BEGIN DATA RECORDS

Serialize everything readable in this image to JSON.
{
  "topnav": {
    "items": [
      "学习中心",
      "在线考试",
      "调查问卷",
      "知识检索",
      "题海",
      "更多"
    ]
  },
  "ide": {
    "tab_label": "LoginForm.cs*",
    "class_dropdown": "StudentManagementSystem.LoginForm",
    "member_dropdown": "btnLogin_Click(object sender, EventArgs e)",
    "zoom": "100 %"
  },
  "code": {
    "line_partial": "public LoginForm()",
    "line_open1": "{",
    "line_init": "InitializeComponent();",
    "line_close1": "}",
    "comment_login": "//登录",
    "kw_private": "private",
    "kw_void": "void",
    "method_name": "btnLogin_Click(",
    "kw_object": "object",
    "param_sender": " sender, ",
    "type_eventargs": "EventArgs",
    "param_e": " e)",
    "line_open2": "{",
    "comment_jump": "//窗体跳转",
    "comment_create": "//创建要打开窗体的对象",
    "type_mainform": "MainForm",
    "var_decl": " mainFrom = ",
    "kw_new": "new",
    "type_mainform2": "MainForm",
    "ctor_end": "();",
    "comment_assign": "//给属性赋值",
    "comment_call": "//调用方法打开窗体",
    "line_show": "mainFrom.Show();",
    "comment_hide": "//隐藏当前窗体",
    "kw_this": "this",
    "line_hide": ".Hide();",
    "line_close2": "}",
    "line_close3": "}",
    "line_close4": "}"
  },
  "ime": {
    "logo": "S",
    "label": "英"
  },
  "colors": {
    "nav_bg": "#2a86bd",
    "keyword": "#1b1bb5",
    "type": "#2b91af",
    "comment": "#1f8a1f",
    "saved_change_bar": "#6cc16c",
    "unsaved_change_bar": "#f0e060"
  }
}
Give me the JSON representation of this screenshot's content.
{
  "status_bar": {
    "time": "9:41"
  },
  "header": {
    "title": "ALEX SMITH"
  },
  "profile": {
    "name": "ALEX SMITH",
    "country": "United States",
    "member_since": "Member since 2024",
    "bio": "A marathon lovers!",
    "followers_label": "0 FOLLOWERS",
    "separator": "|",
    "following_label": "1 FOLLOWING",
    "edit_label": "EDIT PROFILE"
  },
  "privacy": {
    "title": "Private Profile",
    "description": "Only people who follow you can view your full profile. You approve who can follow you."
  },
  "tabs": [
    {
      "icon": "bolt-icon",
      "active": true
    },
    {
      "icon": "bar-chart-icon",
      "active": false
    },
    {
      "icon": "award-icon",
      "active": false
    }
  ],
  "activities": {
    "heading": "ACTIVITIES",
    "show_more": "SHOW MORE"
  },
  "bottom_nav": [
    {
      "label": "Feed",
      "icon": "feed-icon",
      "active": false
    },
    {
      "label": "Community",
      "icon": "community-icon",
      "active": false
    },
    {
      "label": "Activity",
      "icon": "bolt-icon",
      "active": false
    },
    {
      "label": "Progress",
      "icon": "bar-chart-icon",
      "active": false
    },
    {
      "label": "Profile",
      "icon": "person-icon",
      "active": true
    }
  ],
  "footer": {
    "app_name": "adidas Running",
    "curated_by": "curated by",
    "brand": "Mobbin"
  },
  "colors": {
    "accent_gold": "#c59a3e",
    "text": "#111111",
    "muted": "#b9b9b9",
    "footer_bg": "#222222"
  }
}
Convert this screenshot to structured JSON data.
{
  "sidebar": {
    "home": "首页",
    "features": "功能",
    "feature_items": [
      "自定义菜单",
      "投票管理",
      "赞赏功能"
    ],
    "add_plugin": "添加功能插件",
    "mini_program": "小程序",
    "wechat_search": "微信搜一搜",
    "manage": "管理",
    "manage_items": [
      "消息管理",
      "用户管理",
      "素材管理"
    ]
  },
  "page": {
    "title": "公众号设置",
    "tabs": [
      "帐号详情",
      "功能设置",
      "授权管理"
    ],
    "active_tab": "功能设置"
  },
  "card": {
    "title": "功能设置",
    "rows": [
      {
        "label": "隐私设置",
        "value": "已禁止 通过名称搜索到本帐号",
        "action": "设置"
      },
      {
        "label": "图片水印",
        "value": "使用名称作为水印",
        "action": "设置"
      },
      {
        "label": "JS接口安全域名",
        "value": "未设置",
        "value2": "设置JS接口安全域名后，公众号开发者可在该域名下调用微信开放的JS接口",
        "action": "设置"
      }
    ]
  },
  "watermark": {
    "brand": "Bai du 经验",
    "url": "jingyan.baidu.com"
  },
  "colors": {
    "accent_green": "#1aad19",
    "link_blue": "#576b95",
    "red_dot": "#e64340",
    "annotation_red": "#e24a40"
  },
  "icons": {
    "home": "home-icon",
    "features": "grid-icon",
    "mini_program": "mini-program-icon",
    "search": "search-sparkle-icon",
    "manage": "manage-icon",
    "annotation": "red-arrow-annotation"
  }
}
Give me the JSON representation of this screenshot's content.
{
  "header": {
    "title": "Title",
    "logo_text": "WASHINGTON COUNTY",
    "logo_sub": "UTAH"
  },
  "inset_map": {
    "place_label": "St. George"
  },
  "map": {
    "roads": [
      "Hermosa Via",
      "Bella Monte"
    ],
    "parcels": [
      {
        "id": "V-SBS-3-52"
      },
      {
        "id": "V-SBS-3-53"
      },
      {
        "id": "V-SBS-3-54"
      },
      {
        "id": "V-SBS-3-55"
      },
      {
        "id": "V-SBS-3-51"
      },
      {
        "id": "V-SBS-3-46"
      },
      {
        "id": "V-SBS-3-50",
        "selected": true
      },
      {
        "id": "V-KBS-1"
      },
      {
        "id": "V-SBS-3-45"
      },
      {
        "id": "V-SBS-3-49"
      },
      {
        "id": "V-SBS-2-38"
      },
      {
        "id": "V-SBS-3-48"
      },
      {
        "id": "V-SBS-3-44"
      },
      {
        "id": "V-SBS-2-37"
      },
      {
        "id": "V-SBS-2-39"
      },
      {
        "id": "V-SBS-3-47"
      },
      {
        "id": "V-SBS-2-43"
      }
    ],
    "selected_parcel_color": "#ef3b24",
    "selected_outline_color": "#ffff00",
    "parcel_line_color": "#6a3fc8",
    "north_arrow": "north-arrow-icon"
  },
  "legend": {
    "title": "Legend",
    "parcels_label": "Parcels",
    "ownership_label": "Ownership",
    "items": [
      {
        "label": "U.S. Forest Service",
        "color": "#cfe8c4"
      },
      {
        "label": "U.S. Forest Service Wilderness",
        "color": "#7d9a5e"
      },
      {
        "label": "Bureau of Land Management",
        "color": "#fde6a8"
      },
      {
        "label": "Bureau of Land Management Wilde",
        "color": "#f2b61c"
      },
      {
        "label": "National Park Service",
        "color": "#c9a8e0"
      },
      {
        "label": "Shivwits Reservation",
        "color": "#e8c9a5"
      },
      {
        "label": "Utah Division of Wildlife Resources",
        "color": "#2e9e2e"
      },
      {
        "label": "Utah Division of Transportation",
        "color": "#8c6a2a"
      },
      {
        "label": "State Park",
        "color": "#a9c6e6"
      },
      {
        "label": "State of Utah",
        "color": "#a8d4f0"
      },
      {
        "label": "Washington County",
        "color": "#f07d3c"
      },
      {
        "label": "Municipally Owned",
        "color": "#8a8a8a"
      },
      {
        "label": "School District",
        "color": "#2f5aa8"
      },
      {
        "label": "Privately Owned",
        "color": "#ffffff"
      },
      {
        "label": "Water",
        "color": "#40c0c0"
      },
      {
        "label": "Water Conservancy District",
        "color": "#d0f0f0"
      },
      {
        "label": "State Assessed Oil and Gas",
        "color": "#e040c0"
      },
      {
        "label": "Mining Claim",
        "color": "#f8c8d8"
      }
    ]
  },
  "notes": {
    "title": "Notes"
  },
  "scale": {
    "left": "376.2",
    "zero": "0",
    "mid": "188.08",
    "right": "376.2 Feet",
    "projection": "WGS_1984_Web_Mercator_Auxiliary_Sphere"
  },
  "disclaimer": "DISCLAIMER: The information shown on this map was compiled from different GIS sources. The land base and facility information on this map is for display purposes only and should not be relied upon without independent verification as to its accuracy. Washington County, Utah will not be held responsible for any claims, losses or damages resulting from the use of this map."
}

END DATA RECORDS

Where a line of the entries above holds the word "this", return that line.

» THE ANSWER
Serialize everything readable in this image to JSON.
    "kw_this": "this",
Give me the JSON representation of this screenshot's content.
Convert this screenshot to structured JSON data.
Give me the JSON representation of this screenshot's content.
  "disclaimer": "DISCLAIMER: The information shown on this map was compiled from different GIS sources. The land base and facility information on this map is for display purposes only and should not be relied upon without independent verification as to its accuracy. Washington County, Utah will not be held responsible for any claims, losses or damages resulting from the use of this map."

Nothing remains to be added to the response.